Born in Trinidad and Tobago, Bridgette trained in classical ballet and modern dance at the Caribbean School of Dancing. In 2002, she was invited to join the Metamorphosis Dance Company where she was exposed to Afro-Caribbean and traditional folk dance styles as well as various contemporary dance styles from choreographers such as Sonja Dumas, Reggie Wilson and Nicole Wesley. In 2005, Bridgette left Trinidad to pursue a Bachelor of Fine Arts in Dance at York University in Toronto, Canada. On returning to Trinidad in 2009, Bridgette was appointed the Rehearsal Director of Metamorphosis Dance Company and was provided a platform to produce choreography annually for the company becoming their Resident Choreographer.

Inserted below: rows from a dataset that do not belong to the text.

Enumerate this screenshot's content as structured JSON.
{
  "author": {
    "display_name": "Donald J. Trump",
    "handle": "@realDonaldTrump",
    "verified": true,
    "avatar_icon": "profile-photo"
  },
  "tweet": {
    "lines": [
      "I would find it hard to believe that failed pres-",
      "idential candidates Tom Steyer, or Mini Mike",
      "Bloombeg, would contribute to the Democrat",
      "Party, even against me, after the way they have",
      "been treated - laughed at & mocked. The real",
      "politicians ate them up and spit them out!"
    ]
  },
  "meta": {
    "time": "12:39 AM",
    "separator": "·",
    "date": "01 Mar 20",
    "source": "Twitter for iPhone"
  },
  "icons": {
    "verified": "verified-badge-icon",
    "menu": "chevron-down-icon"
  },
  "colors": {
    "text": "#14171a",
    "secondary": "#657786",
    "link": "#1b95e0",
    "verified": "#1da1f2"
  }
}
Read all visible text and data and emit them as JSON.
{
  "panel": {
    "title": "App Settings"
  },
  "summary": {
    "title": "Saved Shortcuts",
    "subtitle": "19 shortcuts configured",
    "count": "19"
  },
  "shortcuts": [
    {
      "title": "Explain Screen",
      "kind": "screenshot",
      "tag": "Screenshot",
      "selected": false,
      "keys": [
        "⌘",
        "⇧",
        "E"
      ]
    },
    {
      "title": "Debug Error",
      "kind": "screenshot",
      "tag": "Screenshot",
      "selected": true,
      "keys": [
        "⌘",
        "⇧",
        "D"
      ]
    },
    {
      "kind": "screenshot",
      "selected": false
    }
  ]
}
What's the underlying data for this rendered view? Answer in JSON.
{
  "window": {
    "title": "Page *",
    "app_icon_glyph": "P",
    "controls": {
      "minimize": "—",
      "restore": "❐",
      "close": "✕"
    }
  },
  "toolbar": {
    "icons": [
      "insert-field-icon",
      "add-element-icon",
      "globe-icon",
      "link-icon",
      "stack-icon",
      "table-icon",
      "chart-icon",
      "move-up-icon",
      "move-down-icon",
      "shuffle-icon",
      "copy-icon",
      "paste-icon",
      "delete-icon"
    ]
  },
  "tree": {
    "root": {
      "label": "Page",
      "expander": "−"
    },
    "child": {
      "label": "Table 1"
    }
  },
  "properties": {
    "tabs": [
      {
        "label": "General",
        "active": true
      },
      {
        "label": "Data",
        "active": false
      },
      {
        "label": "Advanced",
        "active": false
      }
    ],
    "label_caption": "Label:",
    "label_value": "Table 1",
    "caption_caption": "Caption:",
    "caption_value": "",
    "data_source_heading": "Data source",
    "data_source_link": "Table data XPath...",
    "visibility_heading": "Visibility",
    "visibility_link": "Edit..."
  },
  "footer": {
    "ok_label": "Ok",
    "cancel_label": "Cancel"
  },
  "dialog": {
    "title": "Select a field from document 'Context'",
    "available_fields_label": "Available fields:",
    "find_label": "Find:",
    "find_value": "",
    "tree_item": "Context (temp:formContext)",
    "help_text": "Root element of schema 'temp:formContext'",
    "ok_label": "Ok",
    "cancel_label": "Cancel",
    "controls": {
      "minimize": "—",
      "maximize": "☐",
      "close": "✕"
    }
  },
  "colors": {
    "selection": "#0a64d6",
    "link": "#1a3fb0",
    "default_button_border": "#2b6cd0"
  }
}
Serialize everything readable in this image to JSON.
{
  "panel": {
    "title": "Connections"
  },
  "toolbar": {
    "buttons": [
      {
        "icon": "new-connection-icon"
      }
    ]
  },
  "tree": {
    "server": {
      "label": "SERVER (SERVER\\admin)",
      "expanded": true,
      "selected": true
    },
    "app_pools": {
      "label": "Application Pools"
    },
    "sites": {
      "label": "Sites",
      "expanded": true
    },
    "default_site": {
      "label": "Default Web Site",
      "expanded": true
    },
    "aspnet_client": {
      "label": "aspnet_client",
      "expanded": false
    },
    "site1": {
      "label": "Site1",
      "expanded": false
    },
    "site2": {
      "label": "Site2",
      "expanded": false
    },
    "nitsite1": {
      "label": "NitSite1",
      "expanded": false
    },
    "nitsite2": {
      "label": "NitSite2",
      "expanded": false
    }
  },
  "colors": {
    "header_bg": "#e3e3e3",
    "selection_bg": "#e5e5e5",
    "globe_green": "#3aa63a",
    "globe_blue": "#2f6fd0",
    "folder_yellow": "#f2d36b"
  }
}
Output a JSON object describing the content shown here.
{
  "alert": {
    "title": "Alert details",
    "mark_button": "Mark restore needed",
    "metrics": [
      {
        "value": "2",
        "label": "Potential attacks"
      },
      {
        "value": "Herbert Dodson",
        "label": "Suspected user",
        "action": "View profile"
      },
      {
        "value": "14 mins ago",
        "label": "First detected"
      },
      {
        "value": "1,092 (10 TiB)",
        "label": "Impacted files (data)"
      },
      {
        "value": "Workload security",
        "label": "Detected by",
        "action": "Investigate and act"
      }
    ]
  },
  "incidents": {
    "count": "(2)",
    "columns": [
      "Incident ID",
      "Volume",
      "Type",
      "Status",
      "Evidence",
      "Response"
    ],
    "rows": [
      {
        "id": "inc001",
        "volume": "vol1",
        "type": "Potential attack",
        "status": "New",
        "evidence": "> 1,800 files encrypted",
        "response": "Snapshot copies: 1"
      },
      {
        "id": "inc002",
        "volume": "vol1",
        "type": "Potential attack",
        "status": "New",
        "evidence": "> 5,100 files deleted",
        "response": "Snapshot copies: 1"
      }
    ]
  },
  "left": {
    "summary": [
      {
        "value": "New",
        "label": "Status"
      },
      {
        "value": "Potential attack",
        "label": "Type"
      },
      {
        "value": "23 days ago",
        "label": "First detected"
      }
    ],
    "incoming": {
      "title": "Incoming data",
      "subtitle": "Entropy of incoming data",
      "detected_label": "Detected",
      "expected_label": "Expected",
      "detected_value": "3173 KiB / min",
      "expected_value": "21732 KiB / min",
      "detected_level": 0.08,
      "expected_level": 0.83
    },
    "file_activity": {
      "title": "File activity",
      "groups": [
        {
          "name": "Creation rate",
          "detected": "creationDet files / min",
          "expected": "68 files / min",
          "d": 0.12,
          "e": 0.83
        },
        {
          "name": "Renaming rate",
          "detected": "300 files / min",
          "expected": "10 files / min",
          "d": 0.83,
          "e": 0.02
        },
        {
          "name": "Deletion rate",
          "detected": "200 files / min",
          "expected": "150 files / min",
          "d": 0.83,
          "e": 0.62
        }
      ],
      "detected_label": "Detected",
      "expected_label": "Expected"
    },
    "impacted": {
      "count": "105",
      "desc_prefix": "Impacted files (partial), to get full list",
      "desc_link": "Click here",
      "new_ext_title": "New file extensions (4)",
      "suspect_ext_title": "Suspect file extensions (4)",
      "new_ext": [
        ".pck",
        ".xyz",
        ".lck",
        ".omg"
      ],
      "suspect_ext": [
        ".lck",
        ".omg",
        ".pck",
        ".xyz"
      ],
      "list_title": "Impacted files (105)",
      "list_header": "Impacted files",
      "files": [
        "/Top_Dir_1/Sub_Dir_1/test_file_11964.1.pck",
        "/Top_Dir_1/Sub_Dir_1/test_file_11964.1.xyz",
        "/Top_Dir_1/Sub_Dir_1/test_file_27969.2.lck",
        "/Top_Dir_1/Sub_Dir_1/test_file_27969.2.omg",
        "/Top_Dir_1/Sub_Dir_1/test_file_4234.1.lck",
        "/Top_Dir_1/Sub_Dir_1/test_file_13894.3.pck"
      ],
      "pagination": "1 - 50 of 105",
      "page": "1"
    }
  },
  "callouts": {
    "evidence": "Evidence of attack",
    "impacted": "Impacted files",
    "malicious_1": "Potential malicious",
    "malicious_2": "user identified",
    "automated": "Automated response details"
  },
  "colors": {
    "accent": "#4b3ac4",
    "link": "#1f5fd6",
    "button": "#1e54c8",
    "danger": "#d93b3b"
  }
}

Through her work with Metamorphosis Wilson’s work has travelled to Suriname to represent Trinidad and Tobago at Carifesta XI (2013), Costa Rica (2014) as a part of the country’s celebration of Trinidad and Tobago’s 50th Anniversary of their independence and most recently to Edinburgh, Scotland for the Booking Dance Festival as a part of the Edinburgh Fringe Festival (2015). In Trinidad, Wilson was a member of the choreography and production team for the Opening Ceremony of The Fifth Summit of The Americas (2009) and was the choreographer of the opening and closing performance for one the country’s highlight events at Carnival celebrations; The National Carnival Commission Kings and Queens of Carnival Competition. Continuing her involvement in Trinidad and Tobago’s Carnival (the country’s main source of tourism), Wilson is the choreographer and a member of the stage production team of The Lost Tribe Carnival band whose presentations have won 2nd place in 2016 and 2017 in the country’s National Carnival Commission Parade of The Bands Competition (Land Band Category); The Lost Tribe first entered the Carnival arena in 2016.
As a teacher, Bridgette was appointed Head of Visual and Performing Arts of Maria Regina Grade School (2011) and developed an afternoon dance program to give primary school students an opportunity to explore different styles. The program included basic learning of ballet, jazz and tap dancing skills and held performances for the school community and on occasion were invited to perform at public events.
Exceptionally talented students were invited by Wilson to take Tap Examinations from the Imperial Society of Teachers of Dancing (ISTD) and invited to further develop their skills by enrolling in the Caribbean School of Dancing (CSD). In 2015, Wilson left Maria Regina to take up the position of Assistant to the Principal at CSD where she taught Royal Academy of Dancing (RAD) syllabus classical ballet and ISTD Modern, Jazz and Tap dance classes while still ensuring that the afternoon dance program she had developed at Maria Regina continued to flourish.
Wilson has recently returned from London where she completed a Masters of Arts in Choreography at the internationally recognized Trinity Laban Conservatoire of Music and Dance. She awarded a Leverhulme Arts Scholarship to assist in the completion of these studies. Her research focused on the euphoric levels associated with different styles and choreographic structures of dance and how this affects dancers’ pain threshold levels. Wilson holds an Associate in Modern Theatre Dance from the Imperial Society of Teachers of Dancing and a Certificate in Higher Education in Ballet Teaching from the Royal Academy of Dancing. She was the first recipient of the COCO Choreographer’s Award in 2012 at Trinidad and Tobago’s COCO Dance Festival and was nominated for a National Youth Award in Dance in 2015.